▸ PROBLEM DESCRIPTION: Write out the data below in full, unchanged, minus the images.

(Data excerpts)
■ ■ ■ ■ ■

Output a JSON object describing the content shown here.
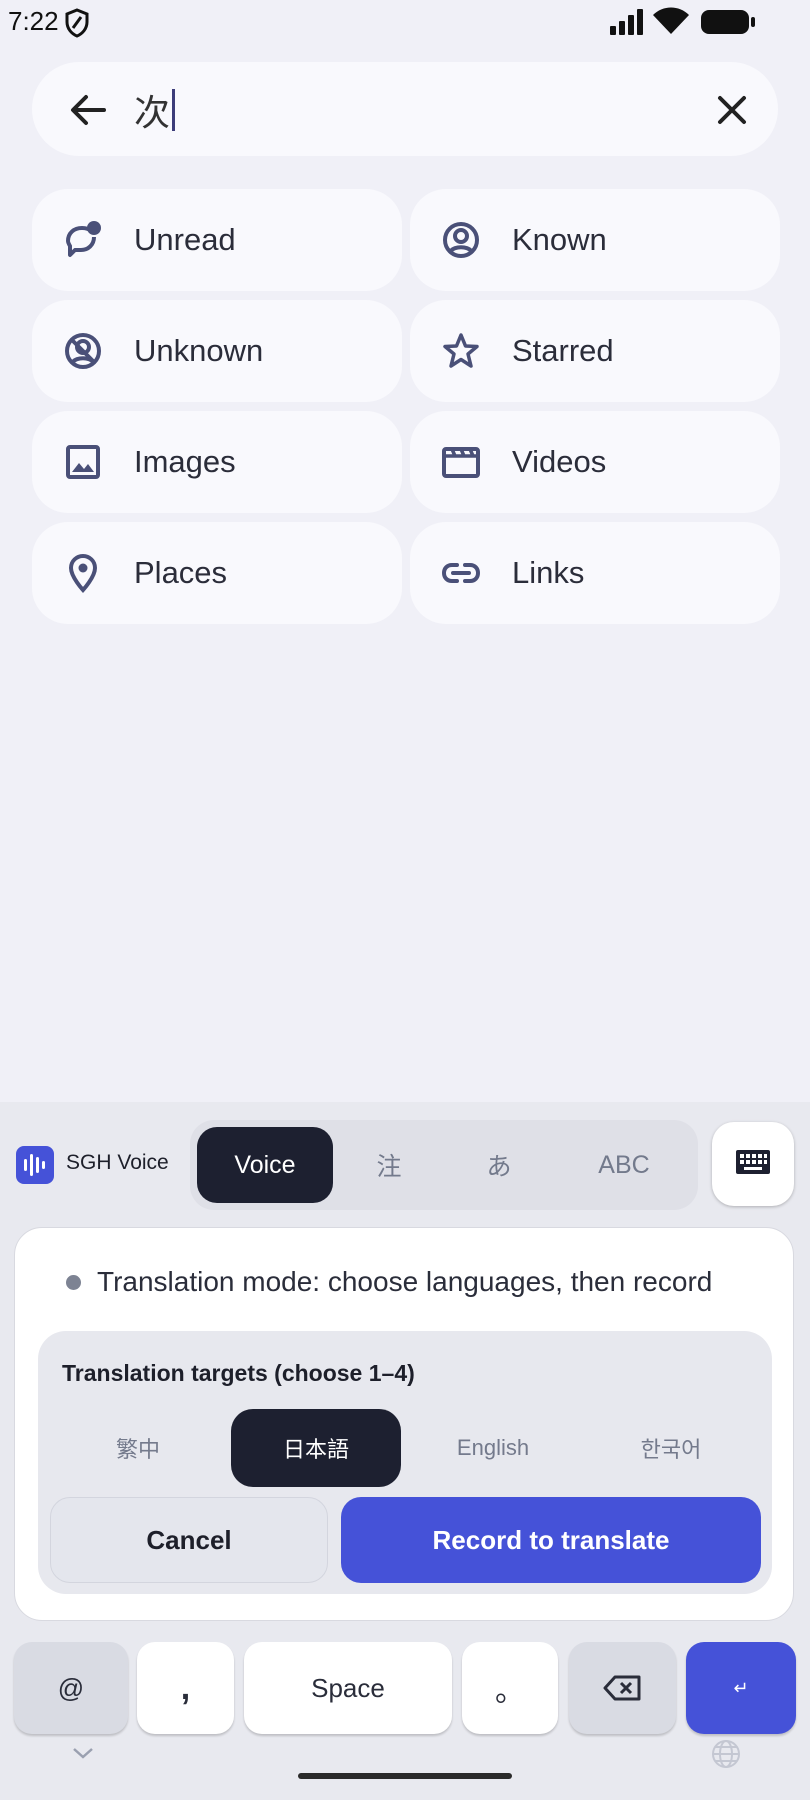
{
  "status_bar": {
    "time": "7:22"
  },
  "search": {
    "query": "次"
  },
  "filters": [
    {
      "label": "Unread",
      "icon": "unread-chat-icon"
    },
    {
      "label": "Known",
      "icon": "person-circle-icon"
    },
    {
      "label": "Unknown",
      "icon": "person-off-icon"
    },
    {
      "label": "Starred",
      "icon": "star-icon"
    },
    {
      "label": "Images",
      "icon": "image-icon"
    },
    {
      "label": "Videos",
      "icon": "video-clapper-icon"
    },
    {
      "label": "Places",
      "icon": "location-pin-icon"
    },
    {
      "label": "Links",
      "icon": "link-icon"
    }
  ],
  "keyboard": {
    "brand": "SGH Voice",
    "modes": [
      "Voice",
      "注",
      "あ",
      "ABC"
    ],
    "selected_mode": "Voice",
    "status_text": "Translation mode: choose languages, then record",
    "targets_title": "Translation targets (choose 1–4)",
    "languages": [
      "繁中",
      "日本語",
      "English",
      "한국어"
    ],
    "selected_language": "日本語",
    "cancel_label": "Cancel",
    "record_label": "Record to translate",
    "keys": {
      "at": "@",
      "comma": ",",
      "space": "Space",
      "period": "。",
      "enter": "↵"
    }
  },
  "colors": {
    "accent": "#4552d8",
    "dark": "#1d2030",
    "background": "#f0f0f7",
    "chip": "#f9f9fd"
  }
}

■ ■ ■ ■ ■

▸ EXERCISE OUTPUT:
Output a JSON object describing the content shown here.
{
  "status_bar": {
    "time": "7:22"
  },
  "search": {
    "query": "次"
  },
  "filters": [
    {
      "label": "Unread",
      "icon": "unread-chat-icon"
    },
    {
      "label": "Known",
      "icon": "person-circle-icon"
    },
    {
      "label": "Unknown",
      "icon": "person-off-icon"
    },
    {
      "label": "Starred",
      "icon": "star-icon"
    },
    {
      "label": "Images",
      "icon": "image-icon"
    },
    {
      "label": "Videos",
      "icon": "video-clapper-icon"
    },
    {
      "label": "Places",
      "icon": "location-pin-icon"
    },
    {
      "label": "Links",
      "icon": "link-icon"
    }
  ],
  "keyboard": {
    "brand": "SGH Voice",
    "modes": [
      "Voice",
      "注",
      "あ",
      "ABC"
    ],
    "selected_mode": "Voice",
    "status_text": "Translation mode: choose languages, then record",
    "targets_title": "Translation targets (choose 1–4)",
    "languages": [
      "繁中",
      "日本語",
      "English",
      "한국어"
    ],
    "selected_language": "日本語",
    "cancel_label": "Cancel",
    "record_label": "Record to translate",
    "keys": {
      "at": "@",
      "comma": ",",
      "space": "Space",
      "period": "。",
      "enter": "↵"
    }
  },
  "colors": {
    "accent": "#4552d8",
    "dark": "#1d2030",
    "background": "#f0f0f7",
    "chip": "#f9f9fd"
  }
}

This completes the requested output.